To get the benefits of blood flow restriction training, comfort is essential. Cuff size, pressure, and exercise protocol are factors to be aware of. Restricted blood flow can feel uncomfortable around the muscle, and even painful for some. This differs based on how strong the pressure is. It also depends on the width around the muscle for each individual. So, whichever width you start on, begin with light pressure. At first, stick to basic exercises to see how you manage.
The Right Kit
When it comes to kit, it doesn’t need to be expensive. Medical tourniquets from Amazon work great for my arms. Simple knee wraps around the top of my thighs are great for legs. Both of relatively cheap and easy to find.
The Right Weight
Due to the light loads, this type of training isn’t suited to those who like to lift heavy. It’s essential to understand it’s supposed to be light, and not to try to increase the weight too much.

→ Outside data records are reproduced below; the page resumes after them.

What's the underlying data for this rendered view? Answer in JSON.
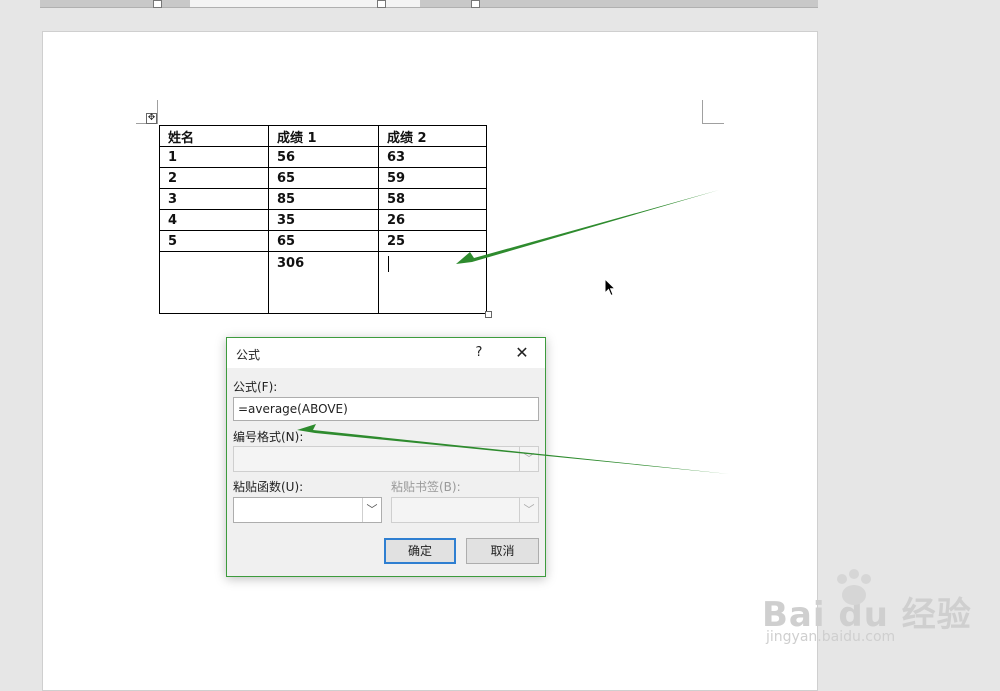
{
  "table": {
    "header": [
      "姓名",
      "成绩 1",
      "成绩 2"
    ],
    "rows": [
      [
        "1",
        "56",
        "63"
      ],
      [
        "2",
        "65",
        "59"
      ],
      [
        "3",
        "85",
        "58"
      ],
      [
        "4",
        "35",
        "26"
      ],
      [
        "5",
        "65",
        "25"
      ]
    ],
    "total_row": [
      "",
      "306",
      ""
    ]
  },
  "dialog": {
    "title": "公式",
    "help_label": "?",
    "close_label": "✕",
    "formula_label": "公式(F):",
    "formula_value": "=average(ABOVE)",
    "number_format_label": "编号格式(N):",
    "number_format_value": "",
    "paste_function_label": "粘贴函数(U):",
    "paste_bookmark_label": "粘贴书签(B):",
    "ok_label": "确定",
    "cancel_label": "取消"
  },
  "icons": {
    "table_handle": "move-icon",
    "dropdown": "chevron-down-icon",
    "mouse": "arrow-cursor-icon"
  },
  "annotation_color": "#2e8b2e",
  "watermark": {
    "brand": "Bai du 经验",
    "url": "jingyan.baidu.com"
  }
}
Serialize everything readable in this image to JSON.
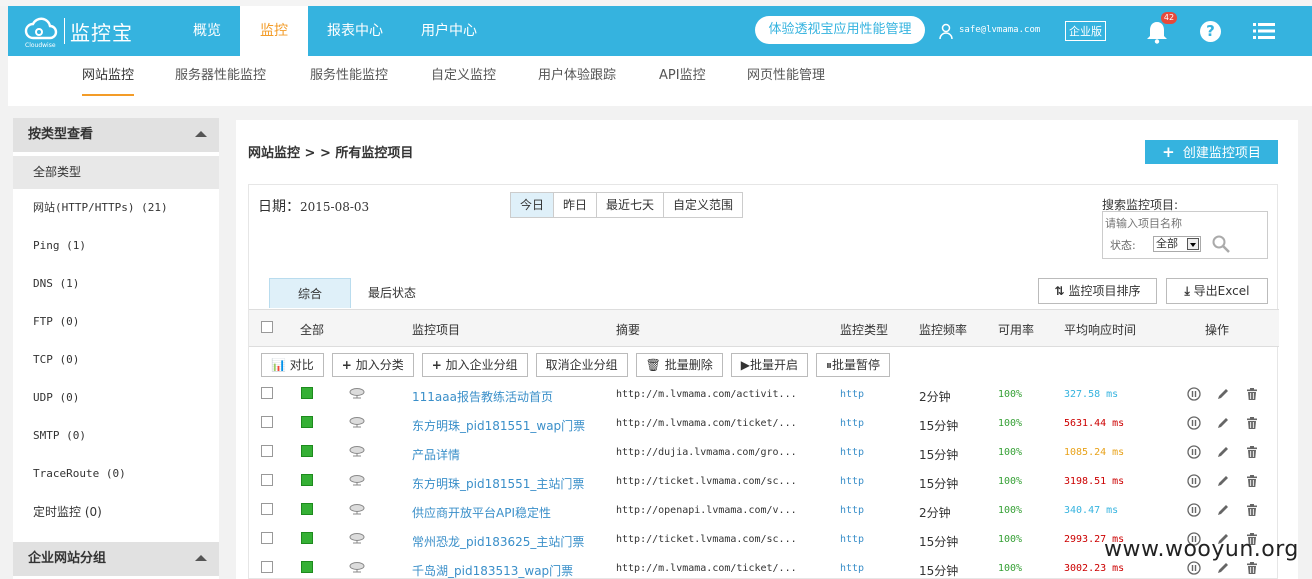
{
  "app": {
    "logo_name": "监控宝",
    "logo_caption": "Cloudwise",
    "brand_color": "#35b3df",
    "accent_color": "#f39c28"
  },
  "topnav": {
    "items": [
      {
        "label": "概览",
        "active": false
      },
      {
        "label": "监控",
        "active": true
      },
      {
        "label": "报表中心",
        "active": false
      },
      {
        "label": "用户中心",
        "active": false
      }
    ],
    "trial_button": "体验透视宝应用性能管理",
    "user_icon": "user-icon",
    "user_email": "safe@lvmama.com",
    "edition": "企业版",
    "notification_count": "42",
    "icons": [
      "bell-icon",
      "help-icon",
      "menu-icon"
    ]
  },
  "subnav": {
    "items": [
      {
        "label": "网站监控",
        "active": true
      },
      {
        "label": "服务器性能监控",
        "active": false
      },
      {
        "label": "服务性能监控",
        "active": false
      },
      {
        "label": "自定义监控",
        "active": false
      },
      {
        "label": "用户体验跟踪",
        "active": false
      },
      {
        "label": "API监控",
        "active": false
      },
      {
        "label": "网页性能管理",
        "active": false
      }
    ]
  },
  "sidebar": {
    "header": "按类型查看",
    "items": [
      {
        "label": "全部类型",
        "selected": true
      },
      {
        "label": "网站(HTTP/HTTPs) (21)"
      },
      {
        "label": "Ping (1)"
      },
      {
        "label": "DNS (1)"
      },
      {
        "label": "FTP (0)"
      },
      {
        "label": "TCP (0)"
      },
      {
        "label": "UDP (0)"
      },
      {
        "label": "SMTP (0)"
      },
      {
        "label": "TraceRoute (0)"
      },
      {
        "label": "定时监控 (0)"
      }
    ],
    "header2": "企业网站分组"
  },
  "main": {
    "breadcrumb": "网站监控 > > 所有监控项目",
    "create_button": "创建监控项目",
    "date_label": "日期：",
    "date_value": "2015-08-03",
    "range_buttons": [
      {
        "label": "今日",
        "active": true
      },
      {
        "label": "昨日",
        "active": false
      },
      {
        "label": "最近七天",
        "active": false
      },
      {
        "label": "自定义范围",
        "active": false
      }
    ],
    "search_label": "搜索监控项目:",
    "search_placeholder": "请输入项目名称",
    "status_label": "状态:",
    "status_value": "全部",
    "tabs": [
      {
        "label": "综合",
        "active": true
      },
      {
        "label": "最后状态",
        "active": false
      }
    ],
    "sort_button": "监控项目排序",
    "export_button": "导出Excel",
    "columns": {
      "all": "全部",
      "name": "监控项目",
      "summary": "摘要",
      "type": "监控类型",
      "freq": "监控频率",
      "avail": "可用率",
      "resp": "平均响应时间",
      "ops": "操作"
    },
    "bulk_actions": [
      "对比",
      "加入分类",
      "加入企业分组",
      "取消企业分组",
      "批量删除",
      "批量开启",
      "批量暂停"
    ],
    "rows": [
      {
        "name": "111aaa报告教练活动首页",
        "summary": "http://m.lvmama.com/activit...",
        "type": "http",
        "freq": "2分钟",
        "avail": "100%",
        "resp": "327.58 ms",
        "resp_color": "#35b3df"
      },
      {
        "name": "东方明珠_pid181551_wap门票",
        "summary": "http://m.lvmama.com/ticket/...",
        "type": "http",
        "freq": "15分钟",
        "avail": "100%",
        "resp": "5631.44 ms",
        "resp_color": "#cc0000"
      },
      {
        "name": "产品详情",
        "summary": "http://dujia.lvmama.com/gro...",
        "type": "http",
        "freq": "15分钟",
        "avail": "100%",
        "resp": "1085.24 ms",
        "resp_color": "#e8a21a"
      },
      {
        "name": "东方明珠_pid181551_主站门票",
        "summary": "http://ticket.lvmama.com/sc...",
        "type": "http",
        "freq": "15分钟",
        "avail": "100%",
        "resp": "3198.51 ms",
        "resp_color": "#cc0000"
      },
      {
        "name": "供应商开放平台API稳定性",
        "summary": "http://openapi.lvmama.com/v...",
        "type": "http",
        "freq": "2分钟",
        "avail": "100%",
        "resp": "340.47 ms",
        "resp_color": "#35b3df"
      },
      {
        "name": "常州恐龙_pid183625_主站门票",
        "summary": "http://ticket.lvmama.com/sc...",
        "type": "http",
        "freq": "15分钟",
        "avail": "100%",
        "resp": "2993.27 ms",
        "resp_color": "#cc0000"
      },
      {
        "name": "千岛湖_pid183513_wap门票",
        "summary": "http://m.lvmama.com/ticket/...",
        "type": "http",
        "freq": "15分钟",
        "avail": "100%",
        "resp": "3002.23 ms",
        "resp_color": "#cc0000"
      }
    ]
  },
  "watermark": "www.wooyun.org"
}
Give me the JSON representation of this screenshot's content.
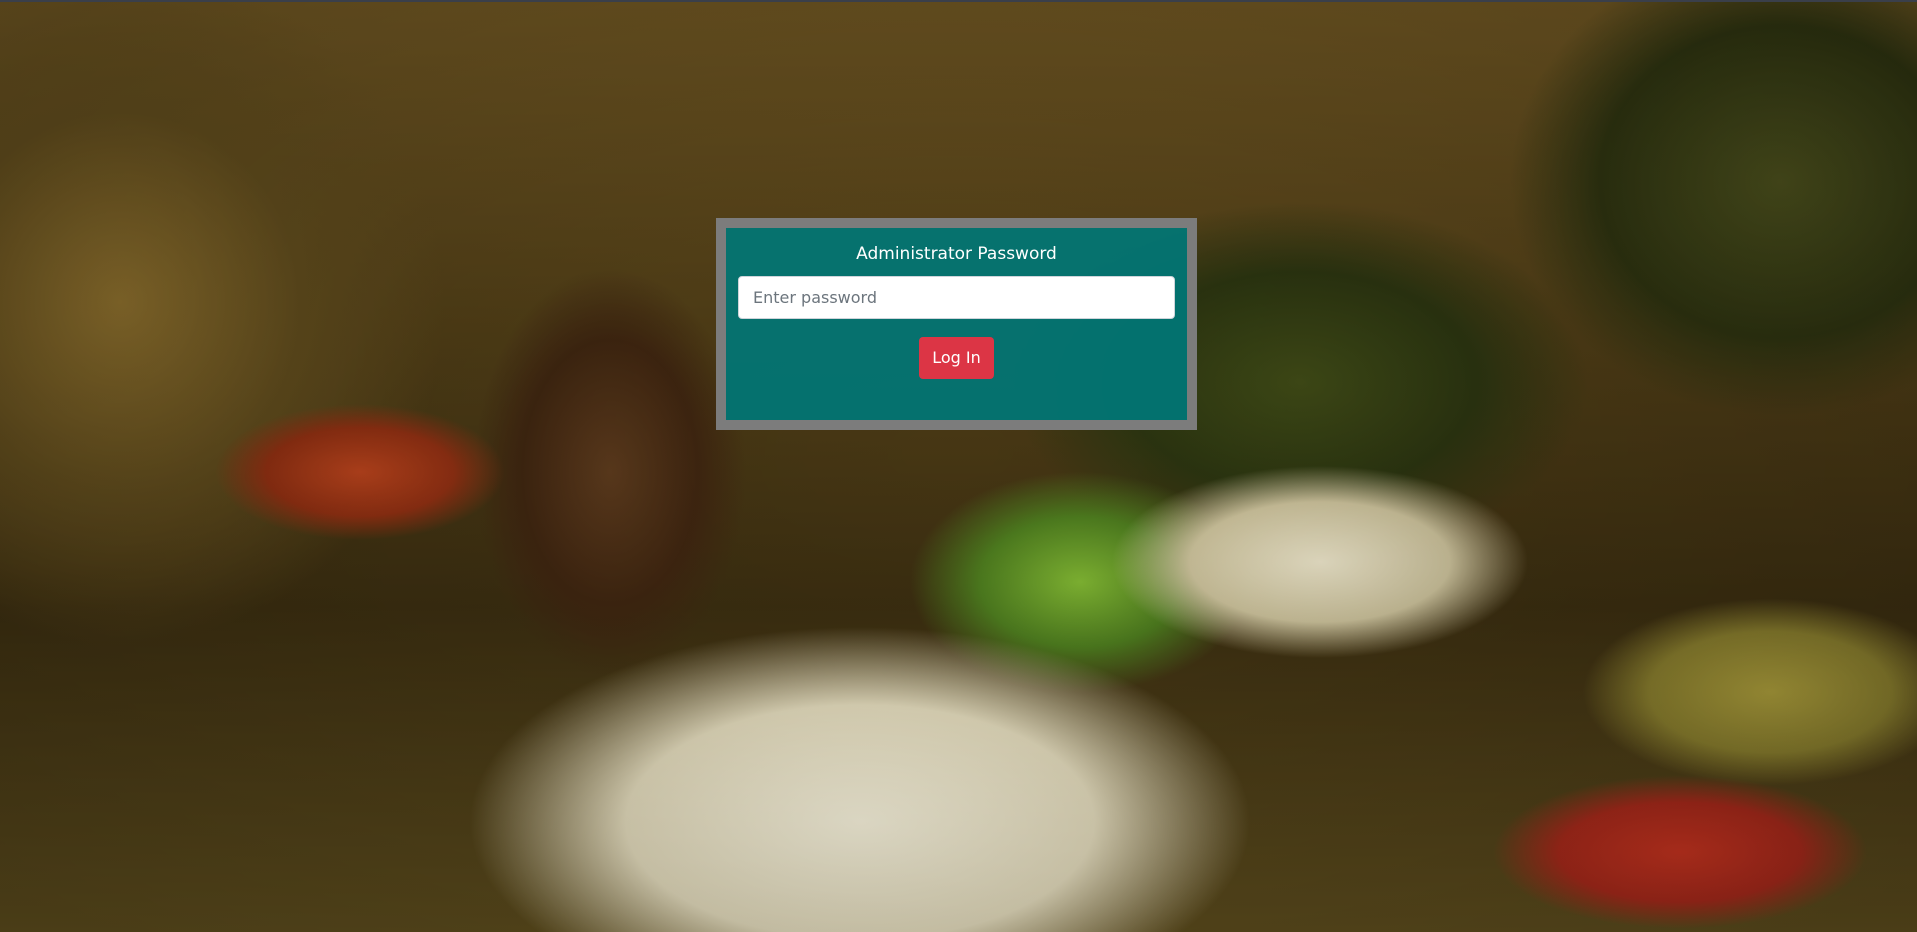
{
  "login": {
    "title": "Administrator Password",
    "password_placeholder": "Enter password",
    "login_label": "Log In"
  },
  "colors": {
    "panel_background": "#007676",
    "panel_border": "#7c7c7c",
    "button_background": "#dc3545"
  },
  "background": {
    "icon": "herbal-spices-mortar-photo"
  }
}
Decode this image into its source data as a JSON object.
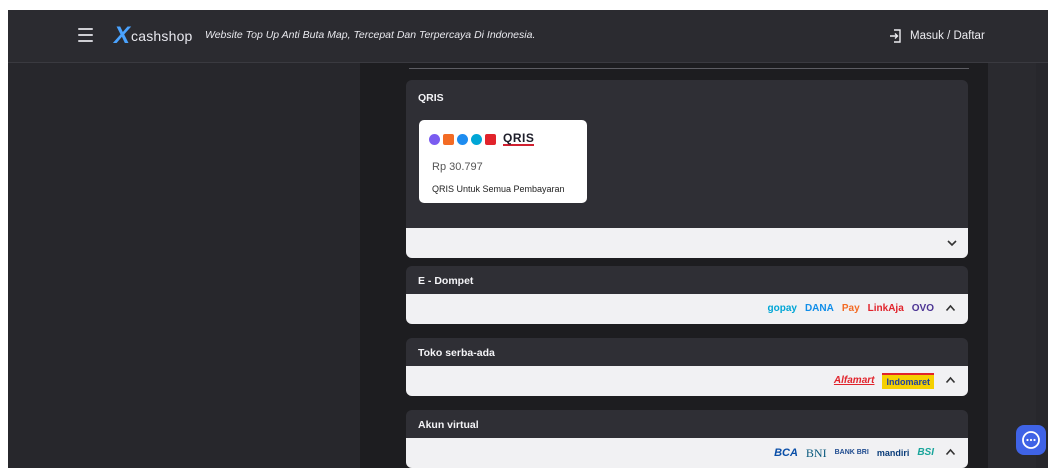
{
  "header": {
    "logo_text": "cashshop",
    "tagline": "Website Top Up Anti Buta Map, Tercepat Dan Terpercaya Di Indonesia.",
    "login_label": "Masuk / Daftar"
  },
  "sections": {
    "qris": {
      "title": "QRIS",
      "logo_word": "QRIS",
      "price": "Rp 30.797",
      "description": "QRIS Untuk Semua Pembayaran"
    },
    "ewallet": {
      "title": "E - Dompet",
      "brands": [
        "gopay",
        "DANA",
        "Pay",
        "LinkAja",
        "OVO"
      ]
    },
    "store": {
      "title": "Toko serba-ada",
      "brands": [
        "Alfamart",
        "Indomaret"
      ]
    },
    "va": {
      "title": "Akun virtual",
      "brands": [
        "BCA",
        "BNI",
        "BANK BRI",
        "mandiri",
        "BSI"
      ]
    }
  },
  "colors": {
    "accent": "#4aa3ff",
    "chat_button": "#3f63e6",
    "panel_bg": "#2f2f35",
    "bar_bg": "#f1f1f3"
  },
  "icons": [
    "menu-icon",
    "login-icon",
    "chevron-down-icon",
    "chevron-up-icon",
    "chat-icon"
  ]
}
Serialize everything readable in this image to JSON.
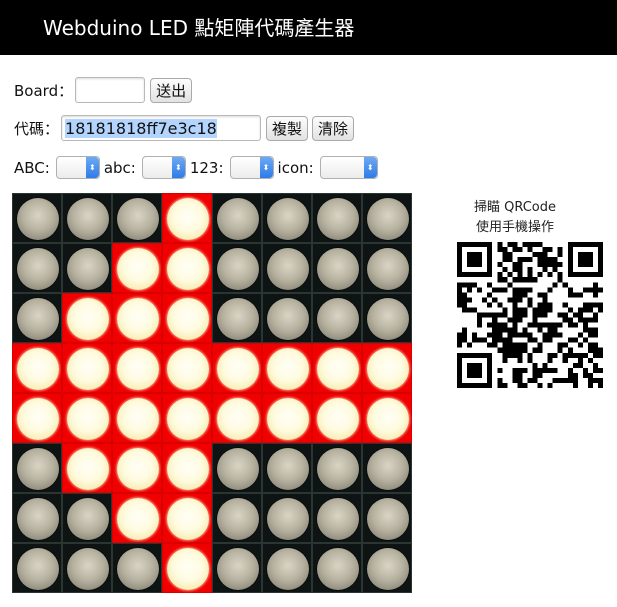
{
  "header": {
    "title": "Webduino LED 點矩陣代碼產生器"
  },
  "controls": {
    "board_label": "Board：",
    "board_value": "",
    "send_button": "送出",
    "code_label": "代碼：",
    "code_value": "18181818ff7e3c18",
    "copy_button": "複製",
    "clear_button": "清除",
    "selects": [
      {
        "label": "ABC:",
        "value": ""
      },
      {
        "label": "abc:",
        "value": ""
      },
      {
        "label": "123:",
        "value": ""
      },
      {
        "label": "icon:",
        "value": ""
      }
    ]
  },
  "matrix": {
    "rows": 8,
    "cols": 8,
    "on_color": "#f00000",
    "hex_rows": [
      "08",
      "0c",
      "0e",
      "ff",
      "ff",
      "0e",
      "0c",
      "08"
    ]
  },
  "qr": {
    "caption_line1": "掃瞄 QRCode",
    "caption_line2": "使用手機操作"
  }
}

You should stick within 20-50% of max strength. You’ll most likely find the load easy, to begin with. This sometimes leads people to bump up their numbers to quickly. If you do this, then you will increase your risk of injury. For example, with compound exercises like squats or bench, you might fatigue earlier (it can come on suddenly). Trying to force finish a rep can be dangerous. So, if you prefer lifting heavy, this type of training isn’t for you.
If you don’t mind lifting light (or the odd question about why you have cuffs on your limbs), give it a go! Below we will cover the basics of how to get started.
How To Begin Blood Flow Restriction Training
So, you now know the benefits of blood flow restriction training and who it works for. Here is a helpful summary to get you started.
- 1Pressure is important. As a rule of thumb, you should be able to feel a pulse in the distal parts of the limb. Check beforehand, so you know what to feel for. If you can’t feel your pulse once the bands are on, the pressure it too tight.
- The width of the band determines the pressure needed. The wider the band, the lower the pressure.
- Focus on high reps and short rests, using low volume (20-50% of 1RM).
- A rough guide for training is 3-4 sets with reps of 15+ on each exercise. Rest for 30-60 seconds in between. For example, 1 set of 30 reps, then 3 sets of 15 reps with 30 seconds rest for each set.
- Aim to use blood flow restriction 2-3 times per muscle group per week, although this is a rough guideline! Type of training and intensity can alter this quite a bit. For example, very low-intensity exercise like walking is perfectly safe to do twice a day for multiple days a week. (Pope et al., 2013).
If you’re aiming for muscle gain, nutrition is important! Read up on how to eat to gain muscle here. It’s essential you’re training in the right way. Learn more about the key elements of muscle gain workout plans and how to create one here.